Esperanto is a planned language, developed in the late 1800s by L. L. Zamenhof. He grew up in in Bialistok, Poland, a town full of people of different nationalities who spoke different languages. He saw the mistrust and division that this lack of communication caused. His aim in developing Esperanto was to create an easy to learn, politically neutral language to allow communication between nations and to encourage peace and understanding between all peoples. Esperanto was designed to be taught to all as a second language.

The simple structure and rules of Esperanto make it incredibly easy to learn (150 hours of study vs 2000 hours for German) yet also give the speaker the capability of expressing the same kind of complex thoughts available to natural languages. Based on Indo-European, Germanic, Slavic and Greek languages, Esperanto also gives students of other languages a superior foundation for learning.

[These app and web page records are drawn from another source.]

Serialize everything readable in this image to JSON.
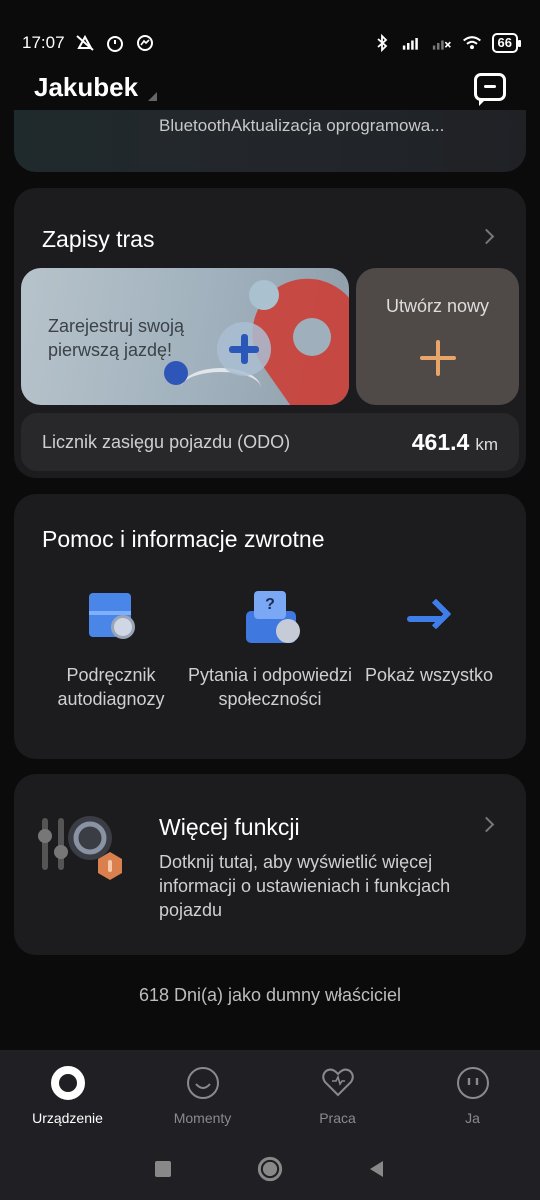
{
  "status_bar": {
    "time": "17:07",
    "battery": "66",
    "icons": [
      "mute-icon",
      "alarm-icon",
      "messenger-icon",
      "bluetooth-icon",
      "signal-icon",
      "signal-off-icon",
      "wifi-icon"
    ]
  },
  "header": {
    "account_name": "Jakubek"
  },
  "top_card": {
    "text": "BluetoothAktualizacja oprogramowa..."
  },
  "routes": {
    "title": "Zapisy tras",
    "first_ride_text": "Zarejestruj swoją pierwszą jazdę!",
    "create_new_label": "Utwórz nowy",
    "odo_label": "Licznik zasięgu pojazdu (ODO)",
    "odo_value": "461.4",
    "odo_unit": "km"
  },
  "help": {
    "title": "Pomoc i informacje zwrotne",
    "items": [
      {
        "label": "Podręcznik autodiagnozy"
      },
      {
        "label": "Pytania i odpowiedzi społeczności"
      },
      {
        "label": "Pokaż wszystko"
      }
    ]
  },
  "more": {
    "title": "Więcej funkcji",
    "description": "Dotknij tutaj, aby wyświetlić więcej informacji o ustawieniach i funkcjach pojazdu"
  },
  "owner_text": "618 Dni(a) jako dumny właściciel",
  "bottom_nav": {
    "items": [
      {
        "label": "Urządzenie",
        "active": true
      },
      {
        "label": "Momenty"
      },
      {
        "label": "Praca"
      },
      {
        "label": "Ja"
      }
    ]
  },
  "colors": {
    "background": "#0b0b0c",
    "card": "#1c1c1f",
    "accent_blue": "#3f7de8",
    "accent_orange": "#e8a56a",
    "pin_red": "#c9433d"
  }
}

Here is what Esperanto looks like:

Ŝia esprimo de amo al mi vere kortuŝis, sed indikis nur, ke ŝi estas malsata ĉar la aliaj katoj formanĝis jam ĉion.

Which translates to: “Her expression of love for me was really touching, but indicated only that she was hungry, since the other cats had already eaten everything up.

To hear what the above phrase sounds like, click the play button below.

(This example was chosen from the book Being Colloquial in Esperanto – A Reference Guide by David K Jordan.)

Esperanto appears in both popular mainstream English language film and television, and also has a collection of films of its own. A few of the former include the British comedy series Red Dwarf, the science fiction film Gattaca, and Blade: Trinity, plus numerous others.

There are a few films shot entirely in Esperanto, including one of debatable quality from 1966 starring William Shatner called Incubus. More recently there have been a number of documentaries such as Academy Award-nominated director Sam Green’s The Universal Language.

In 2012, to celebrate 125 years of Esperanto, an Esperanto short film competition was arranged, inviting entries up to five minutes long. The diverse and entertaining results can be viewed on YouTube.

Esperanto TV Logo

Esperanto TV

An online Esperanto TV station also recently launched, and you can follow them on their Facebook page.

There are also a number of films which aim to teach Esperanto; for a list of these visit our learning online page.

Esperanto music is as diverse as the people who create it, and spans many genres including rock, folk, hip hop, reggae, heavy metal and more. There are also a number of traditional Esperanto songs which are sung at congresses, and nursery rhymes for children.

A wide selection of Esperanto music is available from Vinilkosmo.

There are over 25,000 books published in Esperanto, both translated and original works. Many of the classics can be found for free download at Project Gutenberg. The Melbourne Esperanto Association also has a rich library of books available to loan to our members.

Esperanto Magazines

A selection of Esperanto magazines

There are also numerous magazines and newsletters produced by various Esperanto organisations in Australia and internationally.
Esperanto is great for travel, allowing access to friendly and helpful local Esperantists in over 80 different countries via the local Esperanto Association.

Esperanto speakers are also welcome to use the “Pasporta Servo” or “Passport Service” to find free accommodation throughout the world at the homes of other Esperantists. This service is organized by TEJO, the Worldwide Esperanto Youth Group.

There are many and varied Esperanto events each year throughout the world.

Esperanto has long been touted as a great way to kick-start your language learning. Benny the Irish polyglot and Tim Morley both recommend learning Esperanto before learning any other language. Benny claims that just two weeks learning Esperanto can get you months ahead in your target language, and Tim Morley did a fantastic TEDx talk called “Learn Esperanto First” that you can view below: